Like all those possessing a library, Aurelian was aware that he was guilty of not knowing his in its entirety.
The Theologians, Jorge Luis Borges
It rests that as soon as a book is launched into the world, be it from the flat topped amba of Mount Abora, a multitude of overlooked books begin to form a perillously high tower of their own.
First, a poem by Walt Whitman in Leaves of Grass, which was kindly suggested to me at the launch of Ethiopia through writers’ eyes, by Gordon Wetherell, the United Kingdom ambassador to Ethiopia in the late 90s.
The poem was written by Whitman in the aftermath of the events of 1867/68 which saw world newspapers recount Emperor Theodoros’exploits and demise. The poem therefore weaves a traditional reference to Ethiops – a stand in for describing Black characters in western literature (as in Shakespear) – and the American Civil War, with an actual nod to real events in Abyssinia, and to the symbol of African/Black pride of the times, Emperor Theodoros’ green/yellow/red resistance to the British expedionnary force of Napier – later Lord Napier of Magdala.

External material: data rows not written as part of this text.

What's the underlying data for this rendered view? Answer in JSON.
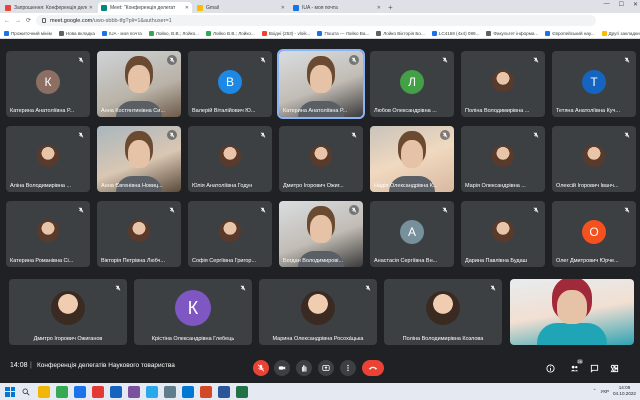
{
  "browser": {
    "tabs": [
      {
        "title": "Запрошення: Конференція делега",
        "color": "#ea4335"
      },
      {
        "title": "Meet: \"Конференція делегат",
        "color": "#00897b",
        "active": true
      },
      {
        "title": "Gmail",
        "color": "#fbbc04"
      },
      {
        "title": "IUA - моя почта",
        "color": "#1a73e8"
      }
    ],
    "new_tab": "+",
    "window_controls": {
      "minimize": "—",
      "maximize": "☐",
      "close": "✕"
    },
    "url": {
      "host": "meet.google.com",
      "path": "/uwo-sbbb-tfg?pli=1&authuser=1"
    },
    "nav": {
      "back": "←",
      "forward": "→",
      "reload": "⟳"
    },
    "bookmarks": [
      {
        "label": "Прожиточний мінім",
        "color": "#1a73e8"
      },
      {
        "label": "Нова вкладка",
        "color": "#5f6368"
      },
      {
        "label": "IUA - моя почта",
        "color": "#1a73e8"
      },
      {
        "label": "Лойко, В.В.; Лойко...",
        "color": "#34a853"
      },
      {
        "label": "Лойко В.В.; Лойко...",
        "color": "#34a853"
      },
      {
        "label": "Вхідні (253) - vloik...",
        "color": "#ea4335"
      },
      {
        "label": "Пошта — Лойко Ва...",
        "color": "#1a73e8"
      },
      {
        "label": "Лойко Вікторія Бо...",
        "color": "#5f6368"
      },
      {
        "label": "LC4168 (4x4) 089...",
        "color": "#1a73e8"
      },
      {
        "label": "Факультет інформа...",
        "color": "#5f6368"
      },
      {
        "label": "Європейський нау...",
        "color": "#1a73e8"
      },
      {
        "label": "Другі закладки",
        "color": "#fbbc04"
      }
    ]
  },
  "meet": {
    "participants": [
      {
        "name": "Катерина Анатоліївна Р...",
        "kind": "letter",
        "letter": "К",
        "color": "#8d6e63"
      },
      {
        "name": "Анна Костянтинівна Си...",
        "kind": "video",
        "video": "v1"
      },
      {
        "name": "Валерій Віталійович Ю...",
        "kind": "letter",
        "letter": "В",
        "color": "#1e88e5"
      },
      {
        "name": "Катерина Анатоліївна Р...",
        "kind": "video",
        "video": "v2",
        "speaking": true
      },
      {
        "name": "Любов Олександрівна ...",
        "kind": "letter",
        "letter": "Л",
        "color": "#43a047"
      },
      {
        "name": "Поліна Володимирівна ...",
        "kind": "photo"
      },
      {
        "name": "Тетяна Анатоліївна Куч...",
        "kind": "letter",
        "letter": "Т",
        "color": "#1565c0"
      },
      {
        "name": "Аліна Володимирівна ...",
        "kind": "photo"
      },
      {
        "name": "Анна Євгенівна Новиц...",
        "kind": "video",
        "video": "v3"
      },
      {
        "name": "Юлія Анатоліївна Годун",
        "kind": "photo"
      },
      {
        "name": "Дмитро Ігорович Ожиг...",
        "kind": "photo"
      },
      {
        "name": "Надія Олександрівна К...",
        "kind": "video",
        "video": "v4"
      },
      {
        "name": "Марія Олександрівна ...",
        "kind": "photo"
      },
      {
        "name": "Олексій Ігорович Іванч...",
        "kind": "photo"
      },
      {
        "name": "Катерина Романівна Сі...",
        "kind": "photo"
      },
      {
        "name": "Вікторія Петрівна Любч...",
        "kind": "photo"
      },
      {
        "name": "Софія Сергіївна Григор...",
        "kind": "photo"
      },
      {
        "name": "Богдан Володимирові...",
        "kind": "video",
        "video": "v2"
      },
      {
        "name": "Анастасія Сергіївна Вн...",
        "kind": "letter",
        "letter": "А",
        "color": "#78909c"
      },
      {
        "name": "Дарина Павлівна Будаш",
        "kind": "photo"
      },
      {
        "name": "Олег Дмитрович Юрче...",
        "kind": "letter",
        "letter": "О",
        "color": "#f4511e"
      }
    ],
    "bottom_row": [
      {
        "name": "Дмитро Ігорович Ожиганов",
        "kind": "photo"
      },
      {
        "name": "Крістіна Олександрівна Глебець",
        "kind": "letter",
        "letter": "К",
        "color": "#7e57c2"
      },
      {
        "name": "Марина Олександрівна Росоха́цька",
        "kind": "photo"
      },
      {
        "name": "Поліна Володимирівна Козлова",
        "kind": "photo"
      },
      {
        "name": "",
        "kind": "video",
        "video": "self"
      }
    ],
    "time": "14:08",
    "separator": "|",
    "title": "Конференція делегатів Наукового товариства",
    "participant_count": "26"
  },
  "taskbar": {
    "apps": [
      {
        "name": "file-explorer",
        "color": "#f2b705"
      },
      {
        "name": "chrome",
        "color": "#34a853"
      },
      {
        "name": "edge",
        "color": "#1a73e8"
      },
      {
        "name": "opera",
        "color": "#e53935"
      },
      {
        "name": "mail",
        "color": "#1565c0"
      },
      {
        "name": "viber",
        "color": "#7b519d"
      },
      {
        "name": "telegram",
        "color": "#29a9eb"
      },
      {
        "name": "calculator",
        "color": "#607d8b"
      },
      {
        "name": "outlook",
        "color": "#0078d4"
      },
      {
        "name": "powerpoint",
        "color": "#d24726"
      },
      {
        "name": "word",
        "color": "#2b579a"
      },
      {
        "name": "excel",
        "color": "#217346"
      }
    ],
    "lang": "УКР",
    "time": "14:08",
    "date": "04.10.2022"
  }
}
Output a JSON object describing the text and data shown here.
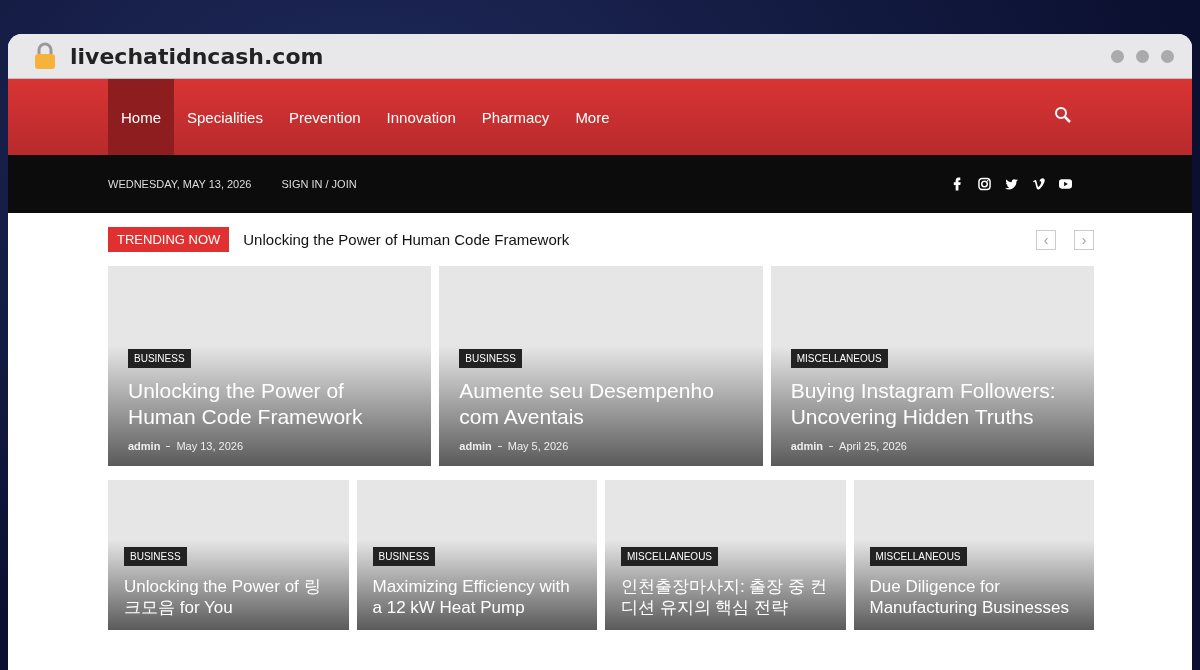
{
  "browser": {
    "url": "livechatidncash.com"
  },
  "nav": {
    "items": [
      {
        "label": "Home",
        "selected": true
      },
      {
        "label": "Specialities",
        "selected": false
      },
      {
        "label": "Prevention",
        "selected": false
      },
      {
        "label": "Innovation",
        "selected": false
      },
      {
        "label": "Pharmacy",
        "selected": false
      },
      {
        "label": "More",
        "selected": false
      }
    ]
  },
  "topbar": {
    "date": "WEDNESDAY, MAY 13, 2026",
    "signin": "SIGN IN / JOIN",
    "social": [
      {
        "kind": "facebook"
      },
      {
        "kind": "instagram"
      },
      {
        "kind": "twitter"
      },
      {
        "kind": "vimeo"
      },
      {
        "kind": "youtube"
      }
    ]
  },
  "trending": {
    "label": "TRENDING NOW",
    "headline": "Unlocking the Power of Human Code Framework",
    "prev": "‹",
    "next": "›"
  },
  "featured": [
    {
      "category": "BUSINESS",
      "title": "Unlocking the Power of Human Code Framework",
      "author": "admin",
      "date": "May 13, 2026"
    },
    {
      "category": "BUSINESS",
      "title": "Aumente seu Desempenho com Aventais",
      "author": "admin",
      "date": "May 5, 2026"
    },
    {
      "category": "MISCELLANEOUS",
      "title": "Buying Instagram Followers: Uncovering Hidden Truths",
      "author": "admin",
      "date": "April 25, 2026"
    }
  ],
  "posts": [
    {
      "category": "BUSINESS",
      "title": "Unlocking the Power of 링크모음 for You"
    },
    {
      "category": "BUSINESS",
      "title": "Maximizing Efficiency with a 12 kW Heat Pump"
    },
    {
      "category": "MISCELLANEOUS",
      "title": "인천출장마사지: 출장 중 컨디션 유지의 핵심 전략"
    },
    {
      "category": "MISCELLANEOUS",
      "title": "Due Diligence for Manufacturing Businesses"
    }
  ]
}
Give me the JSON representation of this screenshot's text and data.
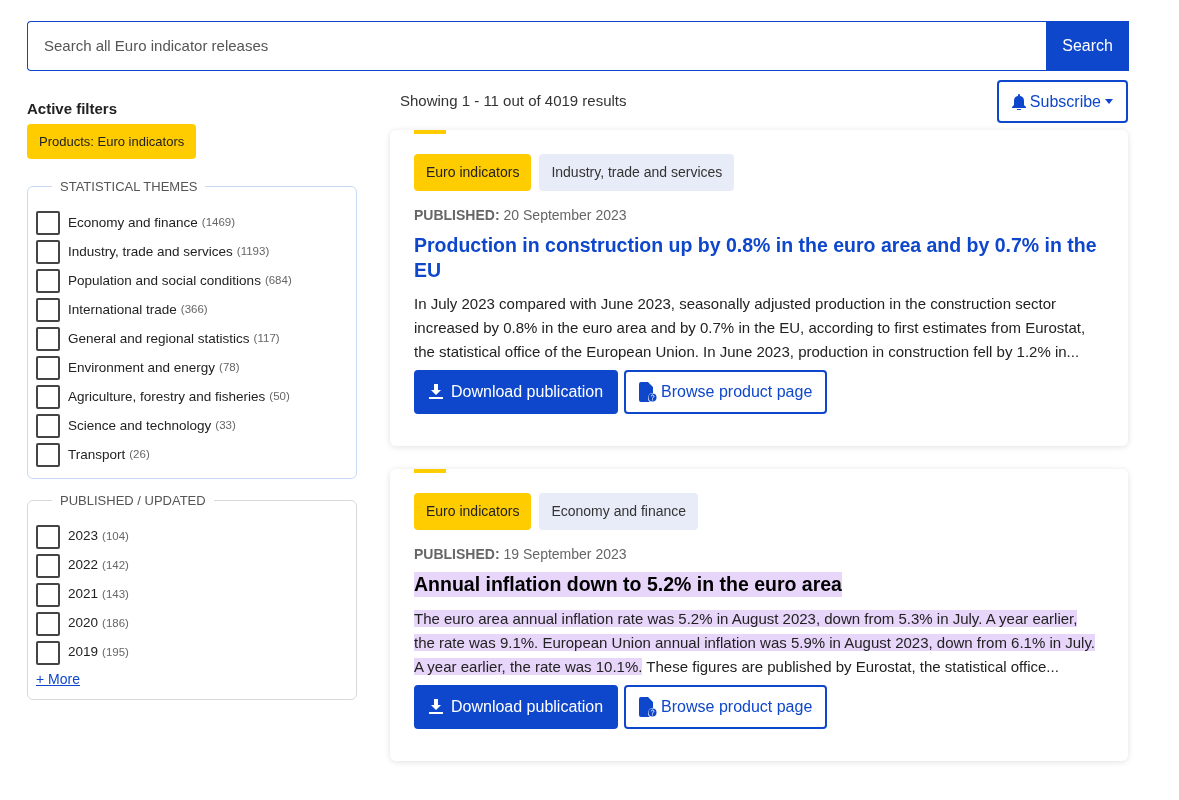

Ethiopia Saluting the Colors Who are you dusky woman, so ancient hardly human, With your woolly-white and turban'd head, and bare bony feet? Why rising by the roadside here, do you the colors greet? ('Tis while our army lines Carolina's sands and pines, Forth from thy hovel door thou Ethiopia com'st to me, As under doughty Sherman I march toward the sea.) Me master years a hundred since from my parents sunder'd, A little child, they caught me as the savage beast is caught, Then hither me across the sea the cruel slaver brought. No further does she say, but lingering all the day, Her high-borne turban'd head she wags, and rolls her darkling eye, And courtesies to the regiments, the guidons moving by. What is it fateful woman, so blear, hardly human? Why wag your head with turban bound, yellow, red and green? Are the things so strange and marvelous you see or have seen?